Kerman province at a glance

Tehran, Aug 27, IRNA – Kerman province, in the south of Iran, is famous for its handicrafts (hand-woven carpets), agro and horticultural products (date and pistachio) and different kinds of pastries (‘Komaj’ and ‘Qovvatoo.’)

The province is the birthplace of many great literary, cultural and artistic figures and luminaries, Tehran-based English newspaper, Iran Daily, reported.

Among them are Mohammad-Javad Hojjati-Kermani (prominent Iranian cleric), Mohammad Ebrahim Bastani Parizi (noted historian, translator, poet, essayist and author of non-fiction books), Mahmoud Rouholamini (well-known anthropologist), Mahmoud Doaei (prominent cleric), Houshang Moradi Kermani (eminent writer) and Tahereh Saffarzadeh (famous poet, writer and translator.)

The land is also home to a number of martyrs such as Mohammad-Javad Bahonar as well as great political figures such as Akbar Hashemi Rafsanjani and General Qasem Soleimani.

A cultural week of Kerman province was held at Milad Tower, Tehran, during August 7-14, 2015.

The event sought to promote cultural exchanges among the provinces and improve awareness about the country’s rich culture.

Commenting on the festival, Ali-Reza Razm-Hosseini, the governor general of Kerman province and the festival’s director, said the expo showcased cultural and investment opportunities in the province.

He added the people of cities across the province presented the investment opportunities of Kerman on CDs and in books during the event.

Farshid Fallah, director-general of Culture and Islamic Guidance Department in the north of Kerman, said while everybody thinks that Kerman is an arid region, the province is home to 25 percent of the country’s gardens.

‘It has four peaks with altitudes of over 4,000 meters, three of them are higher than Mount Dena, southwestern Iran.

The province constitutes 11 percent of Iran’s area.

Due to its rich mines, it is known as ‘The Paradise of Iran’s Mines’.

Kerman is an important industrial region and a forerunner in the field of agriculture.’

Fallah listed the province’s historical sites as Bam Citadel, Meymand Village and Shazdeh Garden.

He noted that the latest discoveries in Halil-Roud point to an ancient civilization which will change the history books significantly.

Created about thousands of years ago, Halil Civilization is a new discovery located on the Halil-Roud plain.

Halil Civilization is older than the Sumerian Civilization (5,500 BC-4,000 BC) in southern Iraq.

Mohyeddin Tayyebi, the head of Halil-Roud Civilization’s Workgroup, said, ‘A number of ancient clay tablets with geometrical patterns have been discovered in the region.

The patterns have not yet been deciphered.

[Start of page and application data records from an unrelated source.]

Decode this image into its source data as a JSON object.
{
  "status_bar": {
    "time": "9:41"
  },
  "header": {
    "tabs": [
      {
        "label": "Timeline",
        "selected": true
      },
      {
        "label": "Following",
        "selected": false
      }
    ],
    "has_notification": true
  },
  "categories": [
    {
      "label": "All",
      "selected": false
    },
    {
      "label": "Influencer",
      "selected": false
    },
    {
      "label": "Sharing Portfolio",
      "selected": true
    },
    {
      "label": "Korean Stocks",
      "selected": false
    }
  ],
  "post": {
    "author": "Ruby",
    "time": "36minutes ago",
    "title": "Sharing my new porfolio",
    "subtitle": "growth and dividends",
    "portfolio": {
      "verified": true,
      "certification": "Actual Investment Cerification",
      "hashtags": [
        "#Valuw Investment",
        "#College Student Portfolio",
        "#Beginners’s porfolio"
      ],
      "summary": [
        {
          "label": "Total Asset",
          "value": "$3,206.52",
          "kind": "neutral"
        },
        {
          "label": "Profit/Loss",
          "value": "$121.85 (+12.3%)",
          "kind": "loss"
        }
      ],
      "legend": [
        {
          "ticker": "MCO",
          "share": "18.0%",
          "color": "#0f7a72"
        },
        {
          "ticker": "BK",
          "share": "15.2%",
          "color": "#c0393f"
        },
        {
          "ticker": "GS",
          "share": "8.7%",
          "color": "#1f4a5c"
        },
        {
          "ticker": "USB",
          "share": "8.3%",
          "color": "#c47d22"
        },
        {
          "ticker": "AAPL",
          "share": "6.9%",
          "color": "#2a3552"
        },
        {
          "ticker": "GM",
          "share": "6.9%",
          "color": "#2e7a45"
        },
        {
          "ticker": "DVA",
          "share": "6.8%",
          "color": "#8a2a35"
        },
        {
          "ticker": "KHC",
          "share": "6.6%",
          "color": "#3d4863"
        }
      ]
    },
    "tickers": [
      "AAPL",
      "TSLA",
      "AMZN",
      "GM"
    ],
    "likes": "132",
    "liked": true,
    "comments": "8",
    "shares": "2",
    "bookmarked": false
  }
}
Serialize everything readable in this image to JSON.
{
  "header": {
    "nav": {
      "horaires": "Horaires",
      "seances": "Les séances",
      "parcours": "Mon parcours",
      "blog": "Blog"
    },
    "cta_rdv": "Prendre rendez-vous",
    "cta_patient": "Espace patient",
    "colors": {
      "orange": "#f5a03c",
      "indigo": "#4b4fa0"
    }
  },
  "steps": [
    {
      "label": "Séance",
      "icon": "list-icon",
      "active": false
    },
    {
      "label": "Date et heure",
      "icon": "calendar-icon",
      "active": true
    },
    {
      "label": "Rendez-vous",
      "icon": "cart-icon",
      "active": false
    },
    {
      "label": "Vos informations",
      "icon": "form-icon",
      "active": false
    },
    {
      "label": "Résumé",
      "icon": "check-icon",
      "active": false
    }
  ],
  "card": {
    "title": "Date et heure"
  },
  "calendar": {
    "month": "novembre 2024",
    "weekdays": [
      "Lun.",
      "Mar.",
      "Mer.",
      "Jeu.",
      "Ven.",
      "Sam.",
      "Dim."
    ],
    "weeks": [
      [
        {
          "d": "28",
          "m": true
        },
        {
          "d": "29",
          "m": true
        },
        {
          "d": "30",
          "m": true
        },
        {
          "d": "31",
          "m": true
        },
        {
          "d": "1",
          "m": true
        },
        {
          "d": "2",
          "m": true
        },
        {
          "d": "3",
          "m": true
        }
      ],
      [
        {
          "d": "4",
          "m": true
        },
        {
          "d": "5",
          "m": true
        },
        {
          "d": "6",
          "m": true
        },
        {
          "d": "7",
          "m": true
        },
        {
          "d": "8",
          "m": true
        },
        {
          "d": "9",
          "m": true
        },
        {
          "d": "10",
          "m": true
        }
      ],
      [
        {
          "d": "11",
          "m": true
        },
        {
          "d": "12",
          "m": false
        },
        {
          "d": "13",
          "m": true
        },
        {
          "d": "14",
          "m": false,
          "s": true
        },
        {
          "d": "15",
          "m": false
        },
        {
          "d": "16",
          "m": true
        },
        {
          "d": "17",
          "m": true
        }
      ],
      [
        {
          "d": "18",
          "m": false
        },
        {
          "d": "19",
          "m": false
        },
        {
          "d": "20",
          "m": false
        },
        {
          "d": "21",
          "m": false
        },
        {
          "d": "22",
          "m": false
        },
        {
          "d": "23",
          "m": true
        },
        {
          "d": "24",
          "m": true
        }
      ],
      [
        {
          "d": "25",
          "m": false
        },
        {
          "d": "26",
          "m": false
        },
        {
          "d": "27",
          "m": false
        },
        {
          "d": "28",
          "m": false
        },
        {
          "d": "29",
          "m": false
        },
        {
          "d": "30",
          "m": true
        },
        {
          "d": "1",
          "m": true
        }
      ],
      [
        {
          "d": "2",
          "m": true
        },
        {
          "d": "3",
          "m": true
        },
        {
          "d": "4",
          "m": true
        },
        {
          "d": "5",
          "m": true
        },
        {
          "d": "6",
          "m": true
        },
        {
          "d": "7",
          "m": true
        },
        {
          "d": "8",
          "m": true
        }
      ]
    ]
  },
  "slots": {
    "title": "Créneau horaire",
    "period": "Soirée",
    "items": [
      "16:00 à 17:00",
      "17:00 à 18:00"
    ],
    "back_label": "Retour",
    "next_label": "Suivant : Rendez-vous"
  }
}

However, they are believed to represent the writing style used by the civilization.

The discovery supports the hypothesis that the first writing style and language were invented by ancient inhabitants of the region.